**Task prompt:**
The word "Login" occurs in some of the lines below; copy each of those lines.

**Web page and app entries:**

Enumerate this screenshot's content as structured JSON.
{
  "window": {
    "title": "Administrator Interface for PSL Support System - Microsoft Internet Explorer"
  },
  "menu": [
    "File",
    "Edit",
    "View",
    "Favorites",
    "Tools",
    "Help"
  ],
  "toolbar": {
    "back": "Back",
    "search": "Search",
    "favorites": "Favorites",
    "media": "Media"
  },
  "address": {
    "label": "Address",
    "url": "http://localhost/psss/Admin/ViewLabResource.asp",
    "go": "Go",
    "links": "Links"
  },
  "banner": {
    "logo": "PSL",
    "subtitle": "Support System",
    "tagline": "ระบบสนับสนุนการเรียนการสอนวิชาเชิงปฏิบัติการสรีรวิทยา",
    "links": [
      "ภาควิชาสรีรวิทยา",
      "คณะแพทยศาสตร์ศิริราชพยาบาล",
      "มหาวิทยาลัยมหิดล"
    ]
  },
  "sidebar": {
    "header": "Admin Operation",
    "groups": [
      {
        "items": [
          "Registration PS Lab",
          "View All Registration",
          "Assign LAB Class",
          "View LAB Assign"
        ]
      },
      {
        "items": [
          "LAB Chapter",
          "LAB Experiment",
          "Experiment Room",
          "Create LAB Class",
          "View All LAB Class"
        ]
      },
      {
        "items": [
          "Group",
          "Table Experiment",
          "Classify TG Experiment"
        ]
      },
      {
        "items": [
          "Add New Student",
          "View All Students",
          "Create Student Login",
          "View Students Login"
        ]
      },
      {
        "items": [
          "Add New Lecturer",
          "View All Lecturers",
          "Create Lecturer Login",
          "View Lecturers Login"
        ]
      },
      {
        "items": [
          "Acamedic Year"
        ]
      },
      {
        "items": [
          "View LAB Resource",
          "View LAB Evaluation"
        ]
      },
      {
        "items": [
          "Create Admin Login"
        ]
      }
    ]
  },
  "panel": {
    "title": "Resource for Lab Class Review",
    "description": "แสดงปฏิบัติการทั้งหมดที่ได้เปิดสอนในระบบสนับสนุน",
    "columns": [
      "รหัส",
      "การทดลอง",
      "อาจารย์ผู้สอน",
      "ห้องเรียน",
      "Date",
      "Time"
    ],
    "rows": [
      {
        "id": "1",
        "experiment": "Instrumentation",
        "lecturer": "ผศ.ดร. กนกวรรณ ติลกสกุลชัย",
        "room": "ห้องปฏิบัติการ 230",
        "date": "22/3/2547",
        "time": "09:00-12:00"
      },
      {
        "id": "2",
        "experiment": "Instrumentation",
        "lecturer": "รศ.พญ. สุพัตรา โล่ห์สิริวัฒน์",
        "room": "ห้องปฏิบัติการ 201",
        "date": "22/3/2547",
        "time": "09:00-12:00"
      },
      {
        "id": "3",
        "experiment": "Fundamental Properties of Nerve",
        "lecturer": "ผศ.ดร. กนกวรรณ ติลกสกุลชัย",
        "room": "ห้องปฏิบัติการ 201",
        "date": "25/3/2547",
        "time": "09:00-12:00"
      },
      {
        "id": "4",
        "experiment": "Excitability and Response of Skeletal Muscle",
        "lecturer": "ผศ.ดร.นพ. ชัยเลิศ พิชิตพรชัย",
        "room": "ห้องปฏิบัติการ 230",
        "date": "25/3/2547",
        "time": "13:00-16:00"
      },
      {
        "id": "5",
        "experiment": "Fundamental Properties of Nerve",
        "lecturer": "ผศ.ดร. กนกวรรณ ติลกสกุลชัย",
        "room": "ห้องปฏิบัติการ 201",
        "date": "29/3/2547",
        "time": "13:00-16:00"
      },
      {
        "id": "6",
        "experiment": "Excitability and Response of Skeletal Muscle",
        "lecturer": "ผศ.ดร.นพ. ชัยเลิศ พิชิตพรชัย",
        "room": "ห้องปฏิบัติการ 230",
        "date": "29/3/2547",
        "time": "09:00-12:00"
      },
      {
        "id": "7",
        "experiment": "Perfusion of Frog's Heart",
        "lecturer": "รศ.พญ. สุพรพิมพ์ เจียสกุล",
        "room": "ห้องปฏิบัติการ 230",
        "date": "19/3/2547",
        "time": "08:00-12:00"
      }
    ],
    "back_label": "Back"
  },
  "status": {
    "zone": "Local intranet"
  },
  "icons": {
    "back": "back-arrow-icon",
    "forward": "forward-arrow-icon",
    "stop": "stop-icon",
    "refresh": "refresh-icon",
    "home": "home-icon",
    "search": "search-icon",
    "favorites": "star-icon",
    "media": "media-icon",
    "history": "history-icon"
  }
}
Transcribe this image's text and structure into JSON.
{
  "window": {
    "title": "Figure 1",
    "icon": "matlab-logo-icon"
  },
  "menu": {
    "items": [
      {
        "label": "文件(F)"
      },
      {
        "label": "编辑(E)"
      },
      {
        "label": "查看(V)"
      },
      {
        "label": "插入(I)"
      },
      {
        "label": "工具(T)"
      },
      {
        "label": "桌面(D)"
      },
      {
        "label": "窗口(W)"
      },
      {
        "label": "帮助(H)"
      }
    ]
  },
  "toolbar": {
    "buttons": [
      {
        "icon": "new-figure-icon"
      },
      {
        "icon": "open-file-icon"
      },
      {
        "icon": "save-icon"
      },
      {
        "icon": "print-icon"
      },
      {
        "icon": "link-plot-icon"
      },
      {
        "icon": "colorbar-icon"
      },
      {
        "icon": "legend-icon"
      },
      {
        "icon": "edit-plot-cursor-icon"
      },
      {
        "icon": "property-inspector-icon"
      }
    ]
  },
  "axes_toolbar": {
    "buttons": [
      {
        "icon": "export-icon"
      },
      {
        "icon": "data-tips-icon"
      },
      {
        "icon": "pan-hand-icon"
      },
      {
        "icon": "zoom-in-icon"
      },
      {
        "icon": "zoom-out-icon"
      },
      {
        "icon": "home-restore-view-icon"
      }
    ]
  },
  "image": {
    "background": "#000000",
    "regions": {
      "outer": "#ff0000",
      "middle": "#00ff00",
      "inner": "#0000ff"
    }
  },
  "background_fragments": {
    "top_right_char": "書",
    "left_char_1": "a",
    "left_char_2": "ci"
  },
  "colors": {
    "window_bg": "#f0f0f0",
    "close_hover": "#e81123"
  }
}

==

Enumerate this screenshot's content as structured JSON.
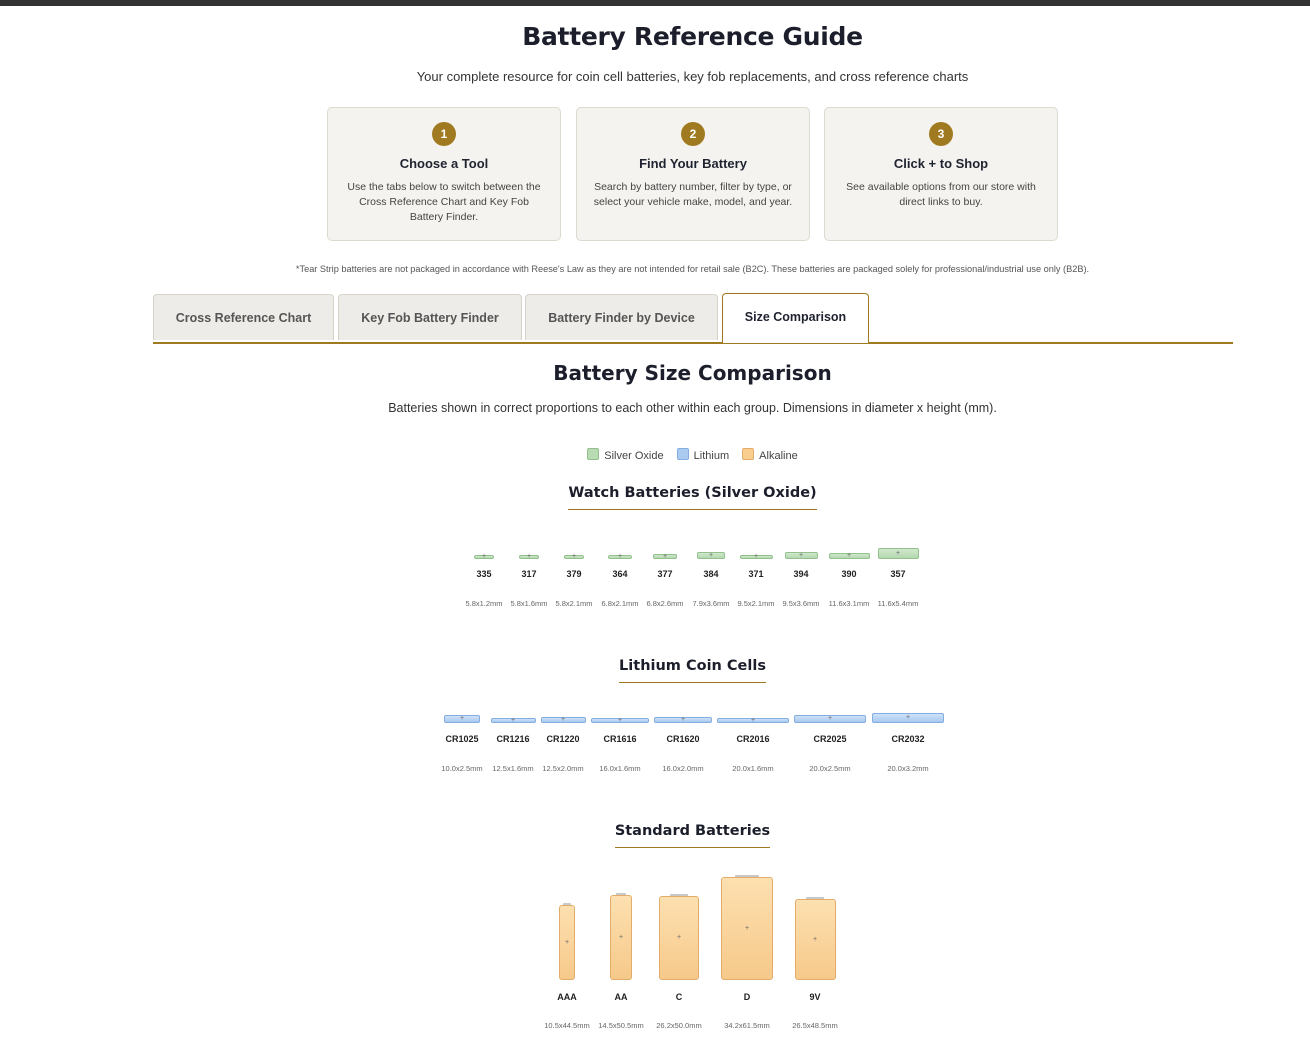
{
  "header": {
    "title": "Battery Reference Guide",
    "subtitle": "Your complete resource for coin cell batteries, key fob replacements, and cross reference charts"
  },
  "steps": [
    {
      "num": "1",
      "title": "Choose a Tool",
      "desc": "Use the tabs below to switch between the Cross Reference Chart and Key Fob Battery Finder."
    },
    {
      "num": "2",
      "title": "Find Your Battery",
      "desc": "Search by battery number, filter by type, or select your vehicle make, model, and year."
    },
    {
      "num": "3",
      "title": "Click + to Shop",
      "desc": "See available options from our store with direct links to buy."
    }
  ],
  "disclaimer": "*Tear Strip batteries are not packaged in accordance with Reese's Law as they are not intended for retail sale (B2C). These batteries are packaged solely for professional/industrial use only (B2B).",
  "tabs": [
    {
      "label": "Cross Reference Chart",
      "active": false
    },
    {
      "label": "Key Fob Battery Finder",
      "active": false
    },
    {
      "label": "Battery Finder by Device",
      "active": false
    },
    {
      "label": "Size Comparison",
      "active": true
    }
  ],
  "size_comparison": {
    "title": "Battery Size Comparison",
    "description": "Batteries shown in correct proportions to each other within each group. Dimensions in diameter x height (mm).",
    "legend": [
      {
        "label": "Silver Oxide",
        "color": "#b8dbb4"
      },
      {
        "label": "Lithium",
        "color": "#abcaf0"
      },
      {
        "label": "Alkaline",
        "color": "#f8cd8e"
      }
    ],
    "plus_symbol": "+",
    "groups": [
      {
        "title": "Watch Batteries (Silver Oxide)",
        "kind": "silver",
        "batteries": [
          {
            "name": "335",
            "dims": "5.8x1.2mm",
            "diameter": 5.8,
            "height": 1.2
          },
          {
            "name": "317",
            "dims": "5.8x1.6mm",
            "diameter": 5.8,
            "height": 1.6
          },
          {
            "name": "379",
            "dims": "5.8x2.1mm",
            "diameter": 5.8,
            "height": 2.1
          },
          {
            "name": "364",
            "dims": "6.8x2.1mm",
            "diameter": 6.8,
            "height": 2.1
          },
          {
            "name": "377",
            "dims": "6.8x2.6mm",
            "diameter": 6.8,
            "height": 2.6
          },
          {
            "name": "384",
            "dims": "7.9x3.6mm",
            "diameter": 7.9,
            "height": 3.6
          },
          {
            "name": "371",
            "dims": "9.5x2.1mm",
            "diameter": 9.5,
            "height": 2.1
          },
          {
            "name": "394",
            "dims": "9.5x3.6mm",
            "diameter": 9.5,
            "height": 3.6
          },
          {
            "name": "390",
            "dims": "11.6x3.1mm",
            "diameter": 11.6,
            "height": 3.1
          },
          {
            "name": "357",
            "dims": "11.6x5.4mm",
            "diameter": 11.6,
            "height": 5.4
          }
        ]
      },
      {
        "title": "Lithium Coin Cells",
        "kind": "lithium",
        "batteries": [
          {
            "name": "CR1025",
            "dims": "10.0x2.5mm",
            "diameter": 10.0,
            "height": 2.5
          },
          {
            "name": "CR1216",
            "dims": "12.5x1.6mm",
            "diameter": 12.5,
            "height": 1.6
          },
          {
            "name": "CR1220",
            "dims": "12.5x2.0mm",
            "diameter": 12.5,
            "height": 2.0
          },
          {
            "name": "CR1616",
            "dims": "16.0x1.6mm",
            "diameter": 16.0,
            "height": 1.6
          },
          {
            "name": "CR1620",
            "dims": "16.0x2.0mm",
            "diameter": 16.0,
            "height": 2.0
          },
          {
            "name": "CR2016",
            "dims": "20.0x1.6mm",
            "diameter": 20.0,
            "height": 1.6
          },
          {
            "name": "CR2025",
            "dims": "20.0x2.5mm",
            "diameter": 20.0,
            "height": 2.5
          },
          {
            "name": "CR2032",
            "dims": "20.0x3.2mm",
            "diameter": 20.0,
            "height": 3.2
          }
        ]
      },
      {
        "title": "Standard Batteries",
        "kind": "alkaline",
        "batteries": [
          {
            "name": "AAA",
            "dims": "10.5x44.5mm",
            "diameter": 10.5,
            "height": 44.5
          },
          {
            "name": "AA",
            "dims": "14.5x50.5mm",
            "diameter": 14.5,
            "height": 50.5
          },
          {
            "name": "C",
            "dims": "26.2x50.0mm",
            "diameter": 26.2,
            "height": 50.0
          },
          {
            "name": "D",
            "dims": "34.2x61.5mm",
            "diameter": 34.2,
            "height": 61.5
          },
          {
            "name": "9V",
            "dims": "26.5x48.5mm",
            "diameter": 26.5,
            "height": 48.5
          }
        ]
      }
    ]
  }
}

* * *

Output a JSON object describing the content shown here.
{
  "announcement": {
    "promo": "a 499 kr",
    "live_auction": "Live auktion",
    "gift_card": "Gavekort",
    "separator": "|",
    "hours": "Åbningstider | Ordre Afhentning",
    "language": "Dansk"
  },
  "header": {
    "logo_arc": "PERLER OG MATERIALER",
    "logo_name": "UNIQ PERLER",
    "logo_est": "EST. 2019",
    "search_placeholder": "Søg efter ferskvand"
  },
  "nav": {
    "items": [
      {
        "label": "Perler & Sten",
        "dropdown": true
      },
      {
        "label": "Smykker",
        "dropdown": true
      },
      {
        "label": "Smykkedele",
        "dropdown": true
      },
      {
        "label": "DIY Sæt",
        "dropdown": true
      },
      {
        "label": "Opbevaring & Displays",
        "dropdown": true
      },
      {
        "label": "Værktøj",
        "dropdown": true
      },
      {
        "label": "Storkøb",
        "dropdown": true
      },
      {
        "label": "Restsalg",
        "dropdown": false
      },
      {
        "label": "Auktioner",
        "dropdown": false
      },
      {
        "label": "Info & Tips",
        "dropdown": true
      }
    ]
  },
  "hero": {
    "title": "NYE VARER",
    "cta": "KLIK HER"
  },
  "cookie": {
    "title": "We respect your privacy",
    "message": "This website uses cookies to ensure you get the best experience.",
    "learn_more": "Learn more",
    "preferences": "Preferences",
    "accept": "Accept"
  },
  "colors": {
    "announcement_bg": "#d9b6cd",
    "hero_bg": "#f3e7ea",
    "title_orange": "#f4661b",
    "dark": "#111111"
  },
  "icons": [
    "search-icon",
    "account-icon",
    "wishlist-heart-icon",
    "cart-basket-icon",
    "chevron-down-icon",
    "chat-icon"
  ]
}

**Output for this task:**
          "Create Student Login",
          "View Students Login"
          "Create Lecturer Login",
          "View Lecturers Login"
          "Create Admin Login"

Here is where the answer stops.